* What you should do
Return every line from the listing where the word "года" occurs.

* Dataset records
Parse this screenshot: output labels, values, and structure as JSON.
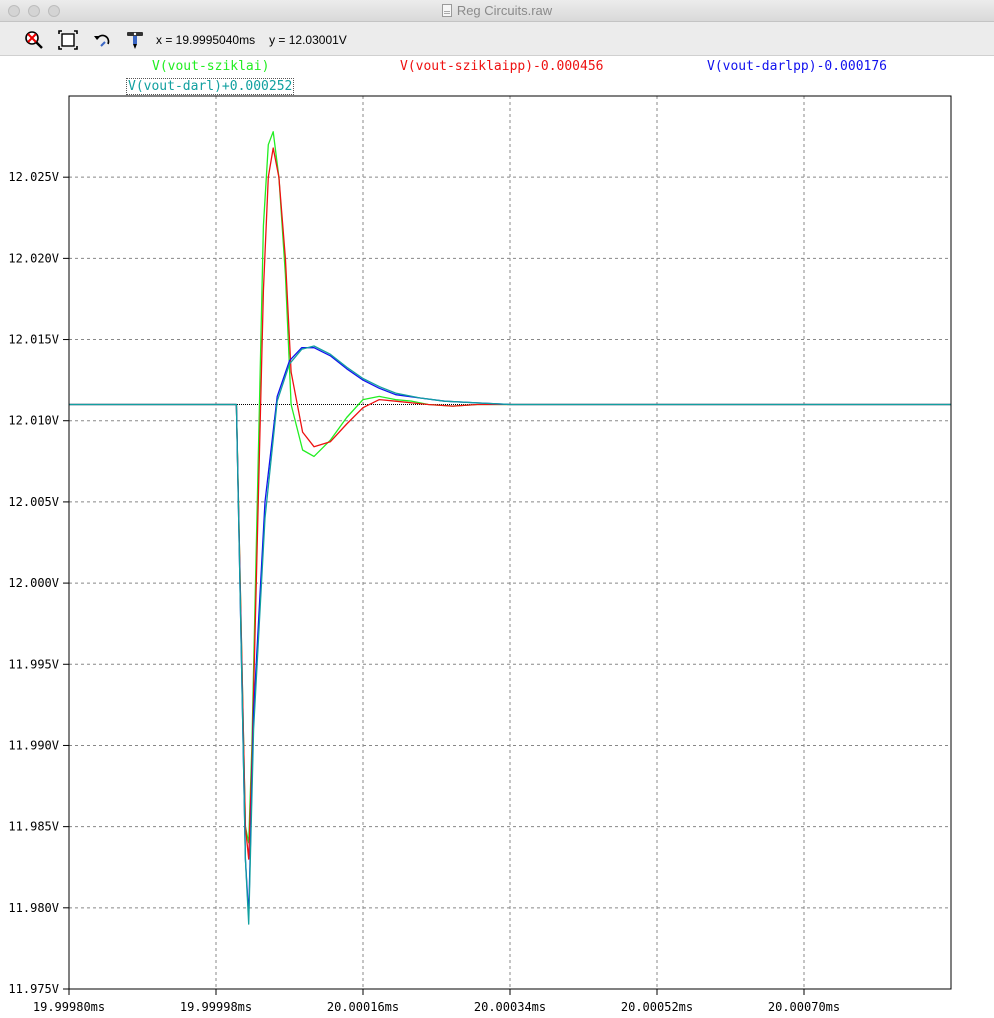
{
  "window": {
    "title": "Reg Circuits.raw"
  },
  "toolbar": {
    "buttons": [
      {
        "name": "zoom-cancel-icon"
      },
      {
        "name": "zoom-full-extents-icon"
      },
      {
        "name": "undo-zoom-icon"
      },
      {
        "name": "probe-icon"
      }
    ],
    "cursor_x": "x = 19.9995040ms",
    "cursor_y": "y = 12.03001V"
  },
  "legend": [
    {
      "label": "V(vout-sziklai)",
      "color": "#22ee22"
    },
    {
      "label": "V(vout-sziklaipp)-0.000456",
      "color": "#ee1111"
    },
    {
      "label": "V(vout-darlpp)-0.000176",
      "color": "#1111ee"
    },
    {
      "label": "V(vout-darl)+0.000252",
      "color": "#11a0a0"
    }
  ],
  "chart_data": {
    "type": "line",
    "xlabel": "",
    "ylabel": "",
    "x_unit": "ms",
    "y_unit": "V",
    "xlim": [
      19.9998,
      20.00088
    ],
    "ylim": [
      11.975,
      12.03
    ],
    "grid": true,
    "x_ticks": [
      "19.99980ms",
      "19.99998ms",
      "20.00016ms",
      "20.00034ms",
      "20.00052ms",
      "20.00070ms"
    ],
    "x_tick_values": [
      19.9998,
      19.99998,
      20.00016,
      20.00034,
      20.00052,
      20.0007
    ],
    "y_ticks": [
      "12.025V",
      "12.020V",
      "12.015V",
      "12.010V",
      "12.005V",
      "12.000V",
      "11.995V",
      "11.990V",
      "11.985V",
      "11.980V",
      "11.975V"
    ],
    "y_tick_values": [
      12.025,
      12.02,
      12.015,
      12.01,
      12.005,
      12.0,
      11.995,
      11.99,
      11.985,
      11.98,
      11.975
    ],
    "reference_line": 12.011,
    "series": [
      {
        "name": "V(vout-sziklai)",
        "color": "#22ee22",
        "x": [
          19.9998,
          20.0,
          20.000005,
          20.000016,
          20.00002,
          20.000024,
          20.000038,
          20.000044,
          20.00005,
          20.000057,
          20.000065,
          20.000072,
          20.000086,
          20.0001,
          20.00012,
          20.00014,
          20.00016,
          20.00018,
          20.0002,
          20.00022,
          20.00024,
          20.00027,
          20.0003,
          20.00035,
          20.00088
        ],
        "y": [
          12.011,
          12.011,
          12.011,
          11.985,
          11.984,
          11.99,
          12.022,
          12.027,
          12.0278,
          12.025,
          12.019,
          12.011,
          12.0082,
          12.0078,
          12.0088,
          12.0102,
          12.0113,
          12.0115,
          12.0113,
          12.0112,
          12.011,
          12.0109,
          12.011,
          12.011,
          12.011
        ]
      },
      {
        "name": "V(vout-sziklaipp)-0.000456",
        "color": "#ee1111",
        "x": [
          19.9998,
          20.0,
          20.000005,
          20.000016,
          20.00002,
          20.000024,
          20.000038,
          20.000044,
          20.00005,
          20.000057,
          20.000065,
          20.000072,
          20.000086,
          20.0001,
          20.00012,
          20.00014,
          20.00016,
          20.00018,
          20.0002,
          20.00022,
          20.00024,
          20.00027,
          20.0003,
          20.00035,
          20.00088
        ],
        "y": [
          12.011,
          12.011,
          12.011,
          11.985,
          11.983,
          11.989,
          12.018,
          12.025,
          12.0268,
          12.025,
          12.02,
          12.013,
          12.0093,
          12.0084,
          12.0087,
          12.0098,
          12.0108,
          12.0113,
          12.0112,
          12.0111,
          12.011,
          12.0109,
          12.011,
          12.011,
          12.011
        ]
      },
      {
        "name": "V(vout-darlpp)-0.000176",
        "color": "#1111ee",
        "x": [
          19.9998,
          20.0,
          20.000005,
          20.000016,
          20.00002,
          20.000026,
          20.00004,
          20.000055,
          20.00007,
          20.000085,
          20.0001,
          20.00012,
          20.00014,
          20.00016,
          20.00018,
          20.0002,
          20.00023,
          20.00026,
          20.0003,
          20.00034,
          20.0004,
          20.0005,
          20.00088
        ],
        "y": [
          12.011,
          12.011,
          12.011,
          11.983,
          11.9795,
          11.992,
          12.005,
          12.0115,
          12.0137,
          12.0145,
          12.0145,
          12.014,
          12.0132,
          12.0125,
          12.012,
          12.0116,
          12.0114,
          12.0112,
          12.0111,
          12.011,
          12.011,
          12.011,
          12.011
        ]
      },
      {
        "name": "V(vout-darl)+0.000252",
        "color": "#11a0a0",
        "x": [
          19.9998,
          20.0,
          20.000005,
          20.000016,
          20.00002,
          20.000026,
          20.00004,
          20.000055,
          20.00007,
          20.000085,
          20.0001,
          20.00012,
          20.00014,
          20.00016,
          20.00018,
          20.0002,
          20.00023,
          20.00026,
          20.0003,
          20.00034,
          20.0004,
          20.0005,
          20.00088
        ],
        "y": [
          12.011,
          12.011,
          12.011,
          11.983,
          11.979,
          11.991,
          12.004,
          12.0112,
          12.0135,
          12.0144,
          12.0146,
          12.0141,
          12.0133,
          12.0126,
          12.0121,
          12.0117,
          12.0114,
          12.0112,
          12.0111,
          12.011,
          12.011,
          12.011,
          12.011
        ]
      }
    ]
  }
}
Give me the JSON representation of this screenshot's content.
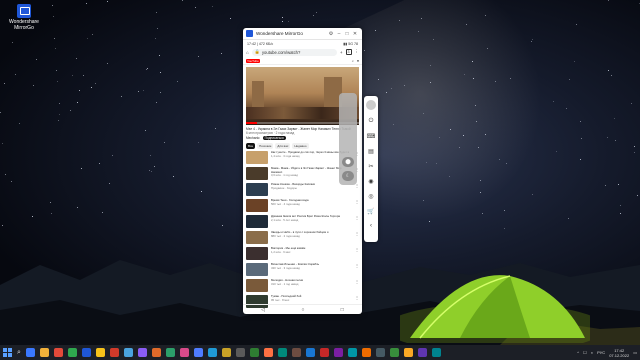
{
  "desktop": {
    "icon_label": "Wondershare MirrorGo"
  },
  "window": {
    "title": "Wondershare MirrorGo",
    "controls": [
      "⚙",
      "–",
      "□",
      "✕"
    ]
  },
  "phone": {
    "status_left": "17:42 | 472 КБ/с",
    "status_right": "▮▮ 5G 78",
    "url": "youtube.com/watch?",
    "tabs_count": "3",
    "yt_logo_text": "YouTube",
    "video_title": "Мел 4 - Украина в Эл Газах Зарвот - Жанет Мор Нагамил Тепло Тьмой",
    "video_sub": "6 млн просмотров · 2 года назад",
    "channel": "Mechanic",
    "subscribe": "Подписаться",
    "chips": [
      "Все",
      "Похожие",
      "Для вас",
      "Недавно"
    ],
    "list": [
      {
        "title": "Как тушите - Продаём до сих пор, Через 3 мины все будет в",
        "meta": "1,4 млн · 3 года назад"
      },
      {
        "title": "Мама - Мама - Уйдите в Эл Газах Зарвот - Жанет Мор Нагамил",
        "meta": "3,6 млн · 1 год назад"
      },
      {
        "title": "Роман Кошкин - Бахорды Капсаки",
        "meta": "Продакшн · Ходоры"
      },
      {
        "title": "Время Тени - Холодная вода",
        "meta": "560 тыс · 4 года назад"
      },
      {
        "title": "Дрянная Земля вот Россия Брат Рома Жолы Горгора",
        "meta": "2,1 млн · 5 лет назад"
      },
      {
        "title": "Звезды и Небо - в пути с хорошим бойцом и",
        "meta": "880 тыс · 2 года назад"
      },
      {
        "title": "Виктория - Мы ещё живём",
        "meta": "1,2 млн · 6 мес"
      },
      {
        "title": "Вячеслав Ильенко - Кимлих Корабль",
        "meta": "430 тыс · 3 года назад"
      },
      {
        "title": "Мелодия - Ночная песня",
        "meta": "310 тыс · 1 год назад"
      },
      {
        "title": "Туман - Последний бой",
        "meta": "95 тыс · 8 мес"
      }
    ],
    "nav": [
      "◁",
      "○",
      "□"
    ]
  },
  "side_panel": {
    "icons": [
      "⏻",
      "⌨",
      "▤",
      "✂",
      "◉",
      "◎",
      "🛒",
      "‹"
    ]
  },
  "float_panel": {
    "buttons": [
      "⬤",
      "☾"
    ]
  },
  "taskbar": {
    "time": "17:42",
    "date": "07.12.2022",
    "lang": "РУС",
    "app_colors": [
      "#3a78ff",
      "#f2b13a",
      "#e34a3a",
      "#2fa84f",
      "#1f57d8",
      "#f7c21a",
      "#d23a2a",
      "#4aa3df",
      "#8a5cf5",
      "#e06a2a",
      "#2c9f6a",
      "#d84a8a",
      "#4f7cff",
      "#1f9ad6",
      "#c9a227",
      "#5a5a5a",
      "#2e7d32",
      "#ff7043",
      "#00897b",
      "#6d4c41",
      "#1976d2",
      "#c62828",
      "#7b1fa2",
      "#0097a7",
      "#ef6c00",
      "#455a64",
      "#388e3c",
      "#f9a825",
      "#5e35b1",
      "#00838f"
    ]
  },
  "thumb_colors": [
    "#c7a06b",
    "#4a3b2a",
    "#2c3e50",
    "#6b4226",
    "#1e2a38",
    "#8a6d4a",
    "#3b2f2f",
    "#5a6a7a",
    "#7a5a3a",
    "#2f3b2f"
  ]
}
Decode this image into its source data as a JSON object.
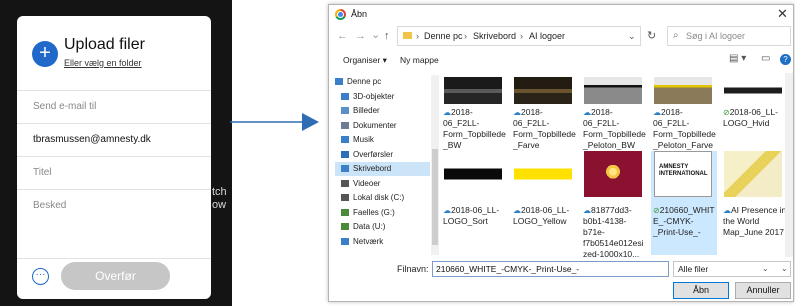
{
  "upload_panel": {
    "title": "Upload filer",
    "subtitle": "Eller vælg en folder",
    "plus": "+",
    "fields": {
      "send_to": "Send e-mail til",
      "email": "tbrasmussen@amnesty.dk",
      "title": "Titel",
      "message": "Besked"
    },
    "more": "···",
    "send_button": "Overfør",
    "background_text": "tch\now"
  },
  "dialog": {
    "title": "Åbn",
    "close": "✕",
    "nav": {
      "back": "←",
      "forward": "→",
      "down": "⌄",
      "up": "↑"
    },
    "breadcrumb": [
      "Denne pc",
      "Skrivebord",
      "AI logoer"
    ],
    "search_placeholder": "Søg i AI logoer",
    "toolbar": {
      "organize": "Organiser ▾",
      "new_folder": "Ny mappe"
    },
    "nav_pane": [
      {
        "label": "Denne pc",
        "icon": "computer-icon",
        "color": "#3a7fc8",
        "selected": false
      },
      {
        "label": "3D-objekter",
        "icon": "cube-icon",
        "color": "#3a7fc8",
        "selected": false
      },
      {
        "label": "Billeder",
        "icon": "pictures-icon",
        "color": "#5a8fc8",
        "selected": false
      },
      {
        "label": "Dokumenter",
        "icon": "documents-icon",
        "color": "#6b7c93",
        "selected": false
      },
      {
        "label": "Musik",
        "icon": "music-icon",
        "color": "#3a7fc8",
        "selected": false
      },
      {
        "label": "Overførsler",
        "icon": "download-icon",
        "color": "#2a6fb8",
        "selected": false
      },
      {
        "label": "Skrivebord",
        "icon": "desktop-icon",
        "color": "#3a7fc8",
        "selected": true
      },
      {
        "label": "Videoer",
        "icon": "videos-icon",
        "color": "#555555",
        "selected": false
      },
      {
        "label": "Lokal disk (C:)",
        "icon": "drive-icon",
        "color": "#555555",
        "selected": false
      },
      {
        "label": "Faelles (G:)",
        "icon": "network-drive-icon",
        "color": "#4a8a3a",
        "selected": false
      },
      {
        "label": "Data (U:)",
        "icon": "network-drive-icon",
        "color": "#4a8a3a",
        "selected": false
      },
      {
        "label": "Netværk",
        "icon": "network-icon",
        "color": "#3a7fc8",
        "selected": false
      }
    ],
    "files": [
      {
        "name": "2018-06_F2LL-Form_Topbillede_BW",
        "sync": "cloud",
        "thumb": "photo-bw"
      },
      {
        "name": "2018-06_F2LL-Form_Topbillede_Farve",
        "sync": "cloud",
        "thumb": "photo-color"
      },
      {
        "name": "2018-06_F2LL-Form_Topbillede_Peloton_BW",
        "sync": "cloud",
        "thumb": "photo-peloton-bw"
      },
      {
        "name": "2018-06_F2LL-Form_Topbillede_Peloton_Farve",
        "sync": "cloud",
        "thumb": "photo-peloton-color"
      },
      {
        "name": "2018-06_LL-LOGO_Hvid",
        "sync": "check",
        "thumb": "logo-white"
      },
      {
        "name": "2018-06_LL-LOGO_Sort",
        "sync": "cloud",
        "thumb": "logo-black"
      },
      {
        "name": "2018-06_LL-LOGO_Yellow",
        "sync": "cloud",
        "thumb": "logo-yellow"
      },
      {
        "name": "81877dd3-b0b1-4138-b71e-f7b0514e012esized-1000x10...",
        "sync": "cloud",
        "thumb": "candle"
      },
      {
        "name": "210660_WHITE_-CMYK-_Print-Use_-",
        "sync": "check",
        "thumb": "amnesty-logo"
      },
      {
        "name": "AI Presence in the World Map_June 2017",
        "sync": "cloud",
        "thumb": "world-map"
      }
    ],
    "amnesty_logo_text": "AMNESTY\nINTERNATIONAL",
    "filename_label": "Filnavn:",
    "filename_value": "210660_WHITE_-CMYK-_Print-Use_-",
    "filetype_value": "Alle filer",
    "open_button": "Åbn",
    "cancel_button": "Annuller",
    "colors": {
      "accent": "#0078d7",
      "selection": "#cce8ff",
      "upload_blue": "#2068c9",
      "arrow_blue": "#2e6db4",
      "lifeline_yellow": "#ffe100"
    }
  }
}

* Response to the task
    "video_sub": "6 млн просмотров · 2 года назад",
        "meta": "1,4 млн · 3 года назад"
        "meta": "560 тыс · 4 года назад"
        "meta": "880 тыс · 2 года назад"
        "meta": "430 тыс · 3 года назад"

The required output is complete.